> [WORK REQUEST]
Take each line in the entries below that holds "Settings" and show it.

-- DATASET RECORDS follows --

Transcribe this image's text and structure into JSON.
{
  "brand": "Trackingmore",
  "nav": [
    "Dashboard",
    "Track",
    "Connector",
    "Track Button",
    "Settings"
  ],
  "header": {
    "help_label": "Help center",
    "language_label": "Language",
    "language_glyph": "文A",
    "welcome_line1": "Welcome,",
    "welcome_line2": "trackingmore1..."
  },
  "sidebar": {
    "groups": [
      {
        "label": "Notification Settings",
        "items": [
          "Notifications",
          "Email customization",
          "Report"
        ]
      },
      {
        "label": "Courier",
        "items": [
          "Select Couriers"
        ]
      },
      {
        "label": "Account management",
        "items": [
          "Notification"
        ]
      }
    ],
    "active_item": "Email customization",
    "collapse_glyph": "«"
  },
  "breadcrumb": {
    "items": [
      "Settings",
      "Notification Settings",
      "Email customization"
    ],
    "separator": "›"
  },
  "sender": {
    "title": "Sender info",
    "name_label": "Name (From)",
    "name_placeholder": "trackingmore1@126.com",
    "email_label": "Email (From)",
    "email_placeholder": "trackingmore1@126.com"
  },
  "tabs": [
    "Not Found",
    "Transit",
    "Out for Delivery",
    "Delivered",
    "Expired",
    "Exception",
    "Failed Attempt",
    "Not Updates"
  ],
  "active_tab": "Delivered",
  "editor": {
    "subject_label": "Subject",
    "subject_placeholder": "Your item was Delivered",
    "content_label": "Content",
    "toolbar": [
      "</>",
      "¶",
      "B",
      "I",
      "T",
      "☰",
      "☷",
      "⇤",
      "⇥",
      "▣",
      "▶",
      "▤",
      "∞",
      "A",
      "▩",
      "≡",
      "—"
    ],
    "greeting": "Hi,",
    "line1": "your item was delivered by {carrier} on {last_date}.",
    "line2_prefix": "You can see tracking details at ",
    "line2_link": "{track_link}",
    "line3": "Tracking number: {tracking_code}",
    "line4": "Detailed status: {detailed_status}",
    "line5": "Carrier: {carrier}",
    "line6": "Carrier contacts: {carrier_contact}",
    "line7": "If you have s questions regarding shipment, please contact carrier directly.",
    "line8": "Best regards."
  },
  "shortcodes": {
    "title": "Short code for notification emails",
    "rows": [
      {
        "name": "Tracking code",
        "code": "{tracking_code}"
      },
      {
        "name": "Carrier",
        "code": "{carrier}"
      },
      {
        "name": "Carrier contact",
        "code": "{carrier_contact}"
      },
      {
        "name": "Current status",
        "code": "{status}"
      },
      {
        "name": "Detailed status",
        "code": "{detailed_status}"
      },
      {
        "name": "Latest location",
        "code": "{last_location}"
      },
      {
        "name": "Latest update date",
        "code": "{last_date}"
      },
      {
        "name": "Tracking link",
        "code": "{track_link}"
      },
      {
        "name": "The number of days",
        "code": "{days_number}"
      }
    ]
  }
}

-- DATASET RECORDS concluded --

> [WRITTEN RESPONSE]
    "Settings"
        "label": "Notification Settings",
      "Settings",
      "Notification Settings",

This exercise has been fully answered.